- **About this exercise**:
Retype all of the data without changing a single word.

+ + + + +

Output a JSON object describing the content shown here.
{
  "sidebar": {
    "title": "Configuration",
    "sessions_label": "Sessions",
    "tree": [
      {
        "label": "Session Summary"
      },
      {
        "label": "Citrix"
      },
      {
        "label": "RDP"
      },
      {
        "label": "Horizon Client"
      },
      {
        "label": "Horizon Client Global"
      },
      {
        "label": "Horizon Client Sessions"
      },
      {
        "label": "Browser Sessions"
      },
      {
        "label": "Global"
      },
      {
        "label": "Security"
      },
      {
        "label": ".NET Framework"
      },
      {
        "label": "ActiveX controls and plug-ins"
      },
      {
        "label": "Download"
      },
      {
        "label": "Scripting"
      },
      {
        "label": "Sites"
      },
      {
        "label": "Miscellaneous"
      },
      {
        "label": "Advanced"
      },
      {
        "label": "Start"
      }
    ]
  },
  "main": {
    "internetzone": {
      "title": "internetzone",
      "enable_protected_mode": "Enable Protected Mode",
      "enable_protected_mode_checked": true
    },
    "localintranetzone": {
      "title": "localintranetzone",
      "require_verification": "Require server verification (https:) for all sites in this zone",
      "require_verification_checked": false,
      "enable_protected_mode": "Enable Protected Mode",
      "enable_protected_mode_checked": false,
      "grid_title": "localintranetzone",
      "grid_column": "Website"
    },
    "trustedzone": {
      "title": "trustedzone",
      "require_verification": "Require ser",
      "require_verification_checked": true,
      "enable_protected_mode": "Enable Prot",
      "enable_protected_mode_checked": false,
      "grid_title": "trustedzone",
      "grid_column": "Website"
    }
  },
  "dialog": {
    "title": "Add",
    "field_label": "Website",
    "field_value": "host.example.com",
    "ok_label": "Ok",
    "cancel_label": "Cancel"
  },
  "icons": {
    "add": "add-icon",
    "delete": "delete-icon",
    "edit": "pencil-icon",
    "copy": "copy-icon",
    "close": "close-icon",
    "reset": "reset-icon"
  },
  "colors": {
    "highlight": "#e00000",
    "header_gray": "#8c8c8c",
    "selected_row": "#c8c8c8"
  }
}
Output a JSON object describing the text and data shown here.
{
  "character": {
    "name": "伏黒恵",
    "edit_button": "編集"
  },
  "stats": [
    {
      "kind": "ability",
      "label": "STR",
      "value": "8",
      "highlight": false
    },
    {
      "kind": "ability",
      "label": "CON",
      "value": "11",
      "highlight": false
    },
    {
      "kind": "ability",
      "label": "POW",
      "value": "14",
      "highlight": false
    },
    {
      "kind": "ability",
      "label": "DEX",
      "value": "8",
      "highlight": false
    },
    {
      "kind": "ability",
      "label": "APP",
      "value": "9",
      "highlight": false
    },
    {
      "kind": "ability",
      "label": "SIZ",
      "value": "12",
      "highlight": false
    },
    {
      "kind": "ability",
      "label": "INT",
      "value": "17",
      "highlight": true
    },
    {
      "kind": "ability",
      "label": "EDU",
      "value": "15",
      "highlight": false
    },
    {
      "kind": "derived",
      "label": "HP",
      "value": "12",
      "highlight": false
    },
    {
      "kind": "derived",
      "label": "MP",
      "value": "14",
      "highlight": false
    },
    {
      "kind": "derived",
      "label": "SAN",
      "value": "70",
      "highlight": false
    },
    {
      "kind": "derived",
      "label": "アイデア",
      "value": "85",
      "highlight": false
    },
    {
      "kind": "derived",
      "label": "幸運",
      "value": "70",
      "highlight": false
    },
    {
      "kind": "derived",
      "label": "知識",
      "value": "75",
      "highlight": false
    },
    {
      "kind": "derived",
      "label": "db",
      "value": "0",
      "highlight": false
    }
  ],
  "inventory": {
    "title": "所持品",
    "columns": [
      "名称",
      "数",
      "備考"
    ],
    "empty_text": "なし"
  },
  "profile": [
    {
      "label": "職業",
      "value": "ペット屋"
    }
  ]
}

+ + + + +

- **Written answer**:
Output a JSON object describing the content shown here.
{
  "sidebar": {
    "title": "Configuration",
    "sessions_label": "Sessions",
    "tree": [
      {
        "label": "Session Summary"
      },
      {
        "label": "Citrix"
      },
      {
        "label": "RDP"
      },
      {
        "label": "Horizon Client"
      },
      {
        "label": "Horizon Client Global"
      },
      {
        "label": "Horizon Client Sessions"
      },
      {
        "label": "Browser Sessions"
      },
      {
        "label": "Global"
      },
      {
        "label": "Security"
      },
      {
        "label": ".NET Framework"
      },
      {
        "label": "ActiveX controls and plug-ins"
      },
      {
        "label": "Download"
      },
      {
        "label": "Scripting"
      },
      {
        "label": "Sites"
      },
      {
        "label": "Miscellaneous"
      },
      {
        "label": "Advanced"
      },
      {
        "label": "Start"
      }
    ]
  },
  "main": {
    "internetzone": {
      "title": "internetzone",
      "enable_protected_mode": "Enable Protected Mode",
      "enable_protected_mode_checked": true
    },
    "localintranetzone": {
      "title": "localintranetzone",
      "require_verification": "Require server verification (https:) for all sites in this zone",
      "require_verification_checked": false,
      "enable_protected_mode": "Enable Protected Mode",
      "enable_protected_mode_checked": false,
      "grid_title": "localintranetzone",
      "grid_column": "Website"
    },
    "trustedzone": {
      "title": "trustedzone",
      "require_verification": "Require ser",
      "require_verification_checked": true,
      "enable_protected_mode": "Enable Prot",
      "enable_protected_mode_checked": false,
      "grid_title": "trustedzone",
      "grid_column": "Website"
    }
  },
  "dialog": {
    "title": "Add",
    "field_label": "Website",
    "field_value": "host.example.com",
    "ok_label": "Ok",
    "cancel_label": "Cancel"
  },
  "icons": {
    "add": "add-icon",
    "delete": "delete-icon",
    "edit": "pencil-icon",
    "copy": "copy-icon",
    "close": "close-icon",
    "reset": "reset-icon"
  },
  "colors": {
    "highlight": "#e00000",
    "header_gray": "#8c8c8c",
    "selected_row": "#c8c8c8"
  }
}
Output a JSON object describing the text and data shown here.
{
  "character": {
    "name": "伏黒恵",
    "edit_button": "編集"
  },
  "stats": [
    {
      "kind": "ability",
      "label": "STR",
      "value": "8",
      "highlight": false
    },
    {
      "kind": "ability",
      "label": "CON",
      "value": "11",
      "highlight": false
    },
    {
      "kind": "ability",
      "label": "POW",
      "value": "14",
      "highlight": false
    },
    {
      "kind": "ability",
      "label": "DEX",
      "value": "8",
      "highlight": false
    },
    {
      "kind": "ability",
      "label": "APP",
      "value": "9",
      "highlight": false
    },
    {
      "kind": "ability",
      "label": "SIZ",
      "value": "12",
      "highlight": false
    },
    {
      "kind": "ability",
      "label": "INT",
      "value": "17",
      "highlight": true
    },
    {
      "kind": "ability",
      "label": "EDU",
      "value": "15",
      "highlight": false
    },
    {
      "kind": "derived",
      "label": "HP",
      "value": "12",
      "highlight": false
    },
    {
      "kind": "derived",
      "label": "MP",
      "value": "14",
      "highlight": false
    },
    {
      "kind": "derived",
      "label": "SAN",
      "value": "70",
      "highlight": false
    },
    {
      "kind": "derived",
      "label": "アイデア",
      "value": "85",
      "highlight": false
    },
    {
      "kind": "derived",
      "label": "幸運",
      "value": "70",
      "highlight": false
    },
    {
      "kind": "derived",
      "label": "知識",
      "value": "75",
      "highlight": false
    },
    {
      "kind": "derived",
      "label": "db",
      "value": "0",
      "highlight": false
    }
  ],
  "inventory": {
    "title": "所持品",
    "columns": [
      "名称",
      "数",
      "備考"
    ],
    "empty_text": "なし"
  },
  "profile": [
    {
      "label": "職業",
      "value": "ペット屋"
    }
  ]
}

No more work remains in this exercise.